# Provided data:
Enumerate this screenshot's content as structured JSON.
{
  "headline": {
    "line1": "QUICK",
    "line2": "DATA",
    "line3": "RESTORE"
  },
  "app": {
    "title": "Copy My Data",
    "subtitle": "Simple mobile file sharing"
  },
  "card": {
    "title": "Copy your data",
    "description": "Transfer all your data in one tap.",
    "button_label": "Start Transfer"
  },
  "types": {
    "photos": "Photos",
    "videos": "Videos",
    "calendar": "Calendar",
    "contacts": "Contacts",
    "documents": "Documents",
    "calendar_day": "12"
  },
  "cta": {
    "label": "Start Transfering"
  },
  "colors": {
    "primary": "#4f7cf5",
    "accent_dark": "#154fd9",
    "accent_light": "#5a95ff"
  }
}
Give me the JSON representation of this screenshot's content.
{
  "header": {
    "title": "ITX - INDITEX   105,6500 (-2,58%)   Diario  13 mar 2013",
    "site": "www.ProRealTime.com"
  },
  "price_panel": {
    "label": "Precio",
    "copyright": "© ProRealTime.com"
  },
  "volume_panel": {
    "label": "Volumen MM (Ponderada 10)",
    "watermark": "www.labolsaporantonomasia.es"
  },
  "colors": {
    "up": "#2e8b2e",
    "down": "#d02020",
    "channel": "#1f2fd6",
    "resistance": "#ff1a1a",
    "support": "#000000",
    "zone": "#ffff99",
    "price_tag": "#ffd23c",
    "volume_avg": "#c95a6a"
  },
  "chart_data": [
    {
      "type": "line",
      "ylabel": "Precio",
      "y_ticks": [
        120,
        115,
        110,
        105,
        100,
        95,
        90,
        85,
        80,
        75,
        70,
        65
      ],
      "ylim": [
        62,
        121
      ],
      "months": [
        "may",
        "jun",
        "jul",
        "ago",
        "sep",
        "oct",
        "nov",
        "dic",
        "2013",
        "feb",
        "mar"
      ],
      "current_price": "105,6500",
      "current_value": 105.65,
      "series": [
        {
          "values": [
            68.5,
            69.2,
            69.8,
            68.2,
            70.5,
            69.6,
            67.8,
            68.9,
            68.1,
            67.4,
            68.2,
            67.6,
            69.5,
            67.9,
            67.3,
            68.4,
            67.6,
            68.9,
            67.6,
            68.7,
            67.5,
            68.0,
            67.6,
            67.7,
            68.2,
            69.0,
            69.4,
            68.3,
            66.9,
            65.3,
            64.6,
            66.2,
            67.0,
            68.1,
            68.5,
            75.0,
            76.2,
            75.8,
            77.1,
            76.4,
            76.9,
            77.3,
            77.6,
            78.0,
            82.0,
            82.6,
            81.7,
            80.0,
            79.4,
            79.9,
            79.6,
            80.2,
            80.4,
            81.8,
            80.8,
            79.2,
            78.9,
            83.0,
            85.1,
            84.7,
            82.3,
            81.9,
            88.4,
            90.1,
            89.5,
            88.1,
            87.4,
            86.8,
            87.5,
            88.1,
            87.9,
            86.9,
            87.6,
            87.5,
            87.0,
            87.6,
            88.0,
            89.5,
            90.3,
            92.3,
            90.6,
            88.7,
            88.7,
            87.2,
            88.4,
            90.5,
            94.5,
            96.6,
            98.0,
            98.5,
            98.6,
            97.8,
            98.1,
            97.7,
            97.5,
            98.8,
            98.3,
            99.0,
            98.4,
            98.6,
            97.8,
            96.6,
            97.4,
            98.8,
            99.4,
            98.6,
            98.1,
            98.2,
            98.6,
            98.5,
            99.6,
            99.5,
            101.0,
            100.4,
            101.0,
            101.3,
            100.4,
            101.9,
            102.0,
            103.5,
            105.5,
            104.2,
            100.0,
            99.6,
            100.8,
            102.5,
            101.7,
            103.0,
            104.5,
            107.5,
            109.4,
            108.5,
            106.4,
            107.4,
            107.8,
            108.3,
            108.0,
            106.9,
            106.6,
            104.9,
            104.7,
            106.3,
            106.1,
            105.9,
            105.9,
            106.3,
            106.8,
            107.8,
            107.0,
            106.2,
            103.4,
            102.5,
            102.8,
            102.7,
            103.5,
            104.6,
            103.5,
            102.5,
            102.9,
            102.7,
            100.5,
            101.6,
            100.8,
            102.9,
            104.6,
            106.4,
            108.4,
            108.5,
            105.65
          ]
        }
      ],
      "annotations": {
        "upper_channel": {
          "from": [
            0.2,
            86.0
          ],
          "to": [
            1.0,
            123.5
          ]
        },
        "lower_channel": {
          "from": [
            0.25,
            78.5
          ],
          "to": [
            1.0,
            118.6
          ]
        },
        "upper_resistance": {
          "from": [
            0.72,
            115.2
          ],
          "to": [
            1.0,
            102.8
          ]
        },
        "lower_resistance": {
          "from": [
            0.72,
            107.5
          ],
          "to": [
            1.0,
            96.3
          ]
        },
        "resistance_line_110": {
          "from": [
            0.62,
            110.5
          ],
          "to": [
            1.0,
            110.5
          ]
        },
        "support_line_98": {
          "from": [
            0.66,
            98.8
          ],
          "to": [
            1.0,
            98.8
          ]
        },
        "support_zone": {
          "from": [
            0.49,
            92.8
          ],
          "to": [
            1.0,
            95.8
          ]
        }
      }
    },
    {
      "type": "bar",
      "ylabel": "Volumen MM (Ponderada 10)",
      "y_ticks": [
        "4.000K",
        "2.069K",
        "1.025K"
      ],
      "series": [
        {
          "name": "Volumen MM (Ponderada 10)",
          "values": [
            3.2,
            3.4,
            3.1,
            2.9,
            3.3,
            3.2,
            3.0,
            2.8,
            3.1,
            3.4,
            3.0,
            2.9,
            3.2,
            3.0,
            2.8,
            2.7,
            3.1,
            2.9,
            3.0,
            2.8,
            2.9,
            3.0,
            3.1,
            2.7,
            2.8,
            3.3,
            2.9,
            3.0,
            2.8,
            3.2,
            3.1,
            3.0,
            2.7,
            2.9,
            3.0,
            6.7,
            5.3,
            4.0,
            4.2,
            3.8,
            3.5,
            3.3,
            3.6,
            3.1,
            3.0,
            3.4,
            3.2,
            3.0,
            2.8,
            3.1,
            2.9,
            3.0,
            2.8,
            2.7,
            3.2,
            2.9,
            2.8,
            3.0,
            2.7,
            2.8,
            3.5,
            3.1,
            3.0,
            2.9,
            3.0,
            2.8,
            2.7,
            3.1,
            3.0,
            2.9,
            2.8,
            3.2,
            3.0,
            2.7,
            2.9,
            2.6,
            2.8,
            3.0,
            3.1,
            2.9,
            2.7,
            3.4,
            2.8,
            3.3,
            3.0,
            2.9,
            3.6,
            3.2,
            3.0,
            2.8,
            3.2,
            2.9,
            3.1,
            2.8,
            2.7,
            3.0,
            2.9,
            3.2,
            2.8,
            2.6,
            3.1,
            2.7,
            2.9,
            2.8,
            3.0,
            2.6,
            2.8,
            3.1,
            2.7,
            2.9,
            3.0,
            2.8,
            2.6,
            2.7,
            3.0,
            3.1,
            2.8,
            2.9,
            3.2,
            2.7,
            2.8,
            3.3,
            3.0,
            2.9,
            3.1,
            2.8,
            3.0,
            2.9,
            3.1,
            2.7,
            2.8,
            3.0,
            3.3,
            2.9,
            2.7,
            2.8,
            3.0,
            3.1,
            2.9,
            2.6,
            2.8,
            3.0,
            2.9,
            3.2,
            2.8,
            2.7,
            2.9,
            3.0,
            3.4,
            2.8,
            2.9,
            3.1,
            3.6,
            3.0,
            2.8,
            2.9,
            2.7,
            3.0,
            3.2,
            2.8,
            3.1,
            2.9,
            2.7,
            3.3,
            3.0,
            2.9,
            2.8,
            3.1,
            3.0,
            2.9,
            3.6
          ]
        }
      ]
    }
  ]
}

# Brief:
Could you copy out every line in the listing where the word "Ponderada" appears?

# Response to the exercise:
    "label": "Volumen MM (Ponderada 10)",
      "ylabel": "Volumen MM (Ponderada 10)",
          "name": "Volumen MM (Ponderada 10)",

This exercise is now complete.